Thompson, Oscar, American music critic and editor; b. Crawfordsville, Ind., Oct. 10, 1887; d. N.Y, July 3, 1945. He was educated at the Univ. of Wash., Seattle, and also studied music with G. Campanari and others. He took up journalism and in 1919 joined the staff of Musical America, later becoming assoc. ed. and finally ed. (1936-t3). He was music critic for the N.Y. Evening Post (1928-34); from 1937 to his death he was music critic for the N.Y. Sun. In 1928 he established the first class in music criticism in the U.S. at the Curtis Inst. of Music in Philadelphia; he also gave courses at Columbia Univ. and the N.Y. Coll. of Music. In 1939 he brought out The International Cyclopedia of Music and Musicians in one vol. of more than 2,000 pages, with feature articles by eminent authorities; it went through 11 eds. and reprints.

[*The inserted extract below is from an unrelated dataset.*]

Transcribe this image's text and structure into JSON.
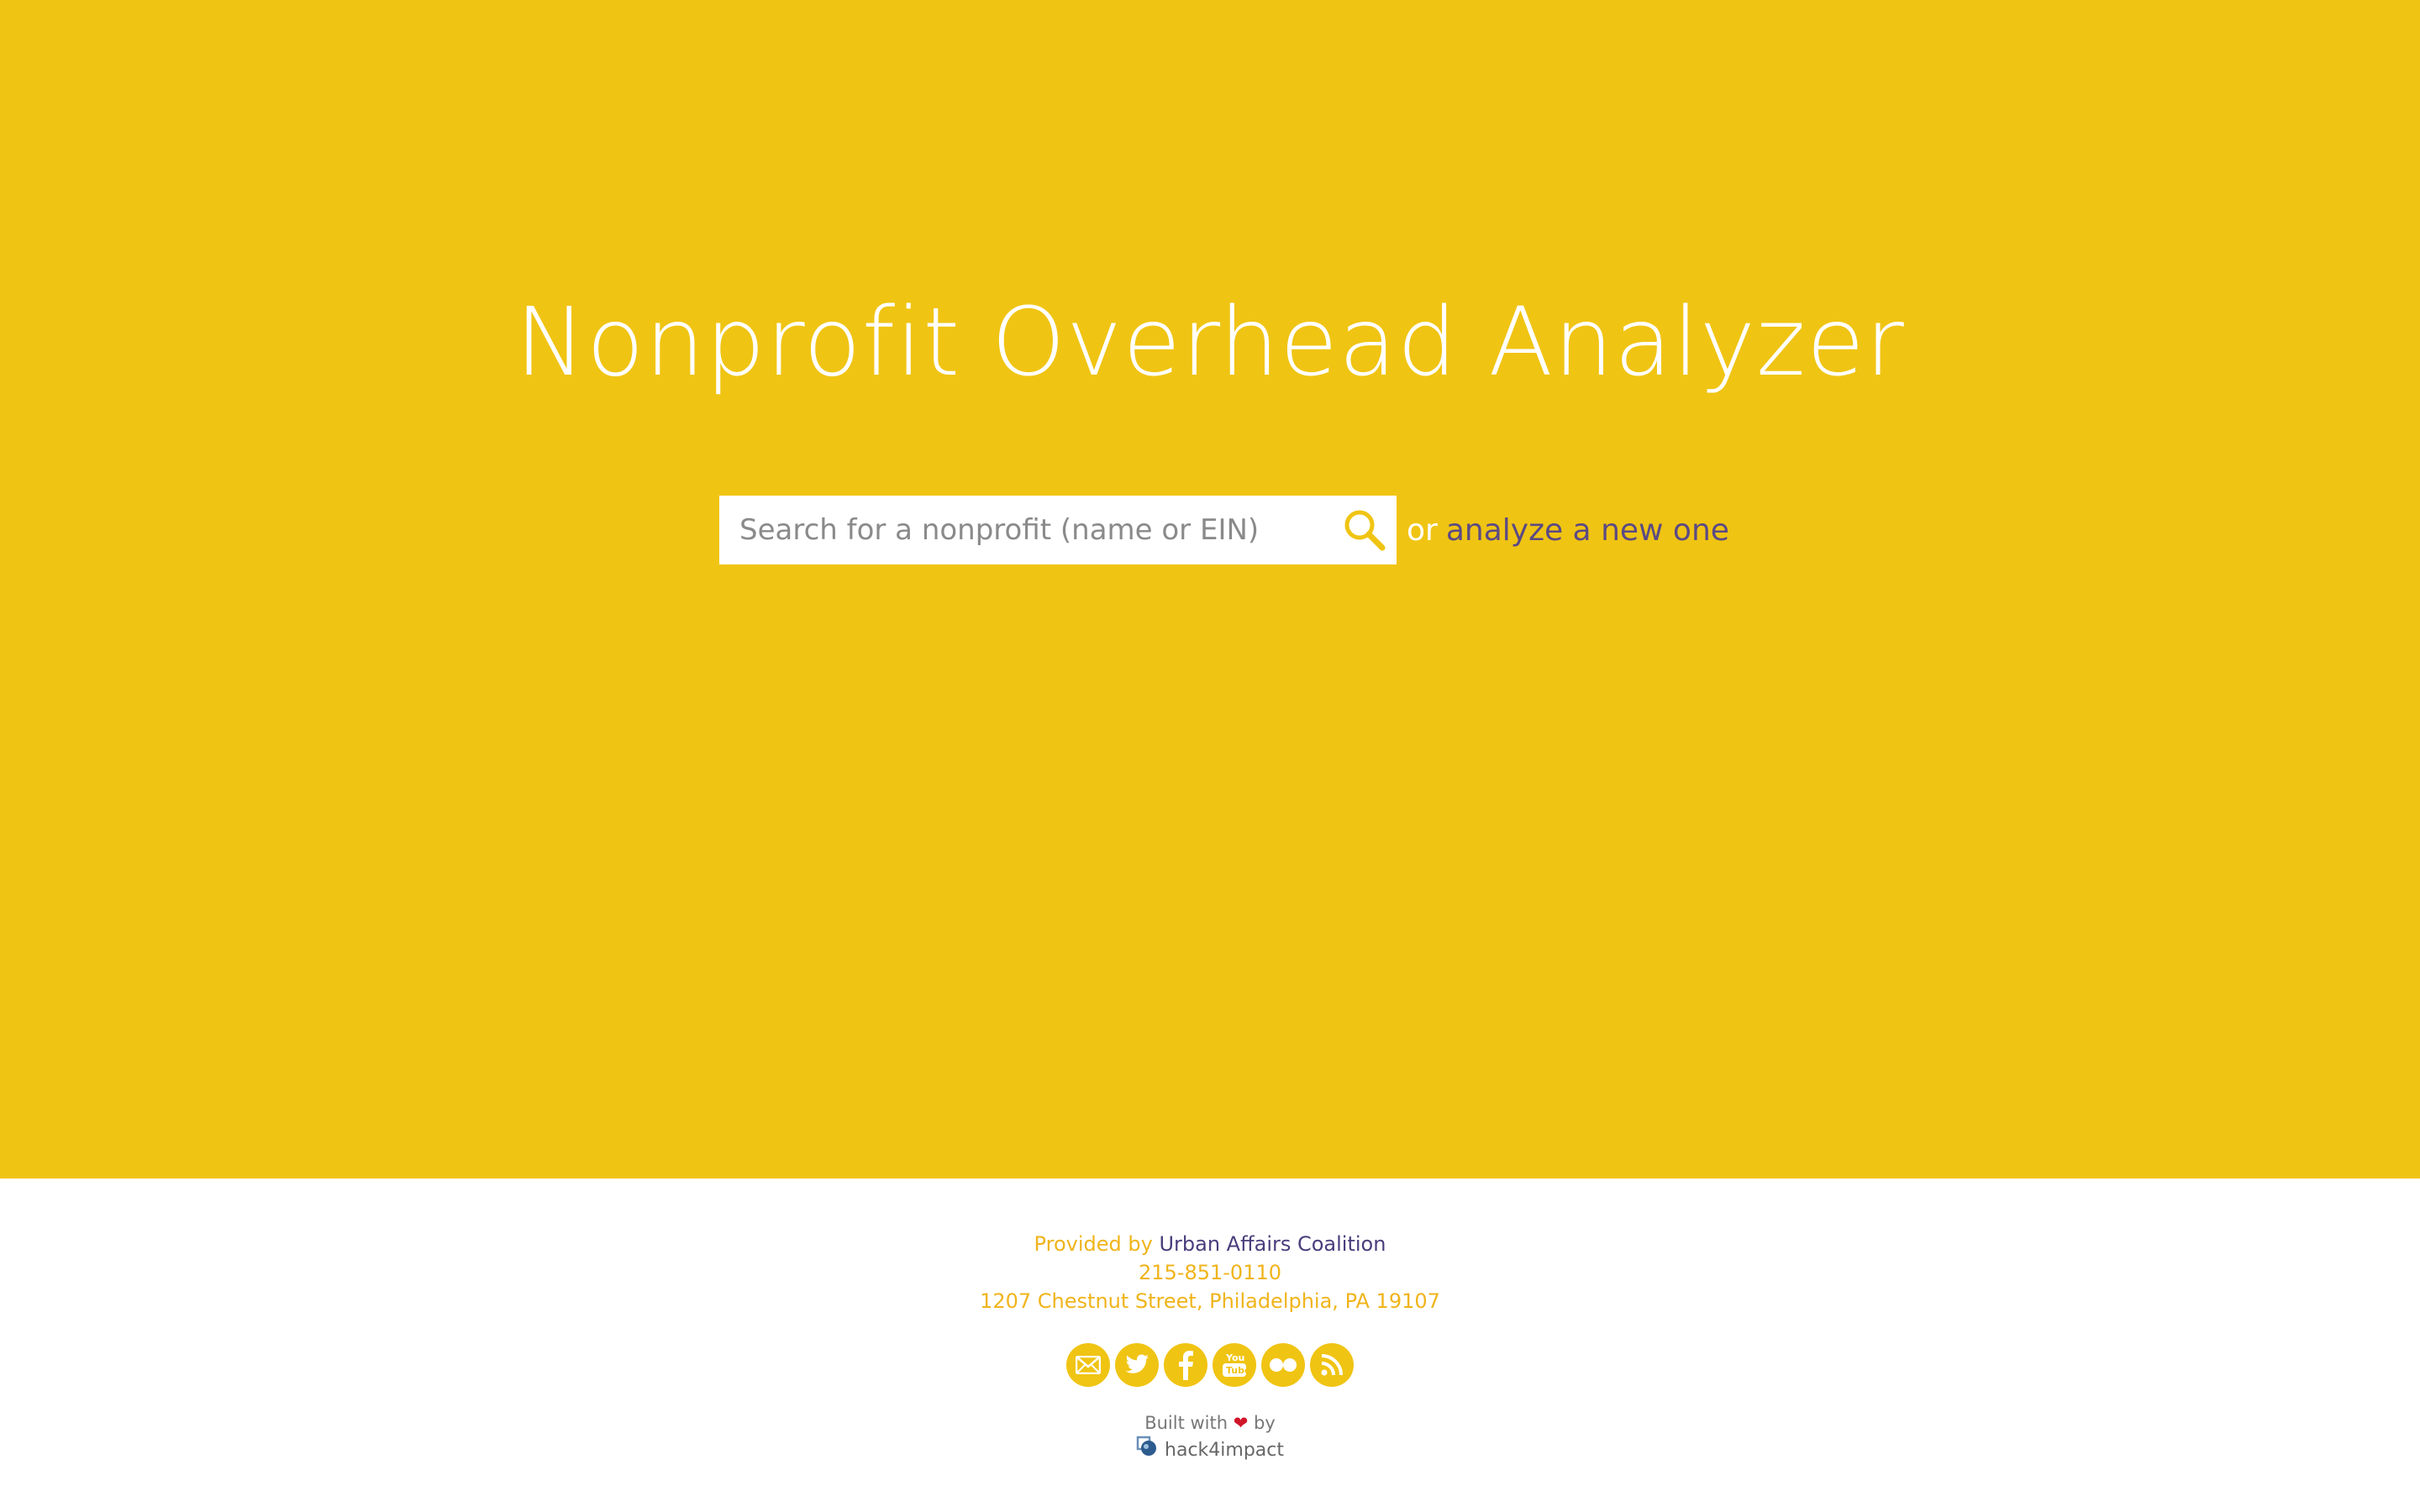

He wrote the books Practical Musical Criticism (1934), How to Understand Music (1935; 2nd ed., enl., 1958), Tabulated Biographical History of Music (1936), The American Singer (1937), and Debussy, Man and Artist (1937). He also ed. Plots of the Operas (1940) and Great Modern Composers (1941), both vols, being extracts from the Cyclopedia.
—Nicolas Slonimsky/Laura Kuhn/Dennis McIntire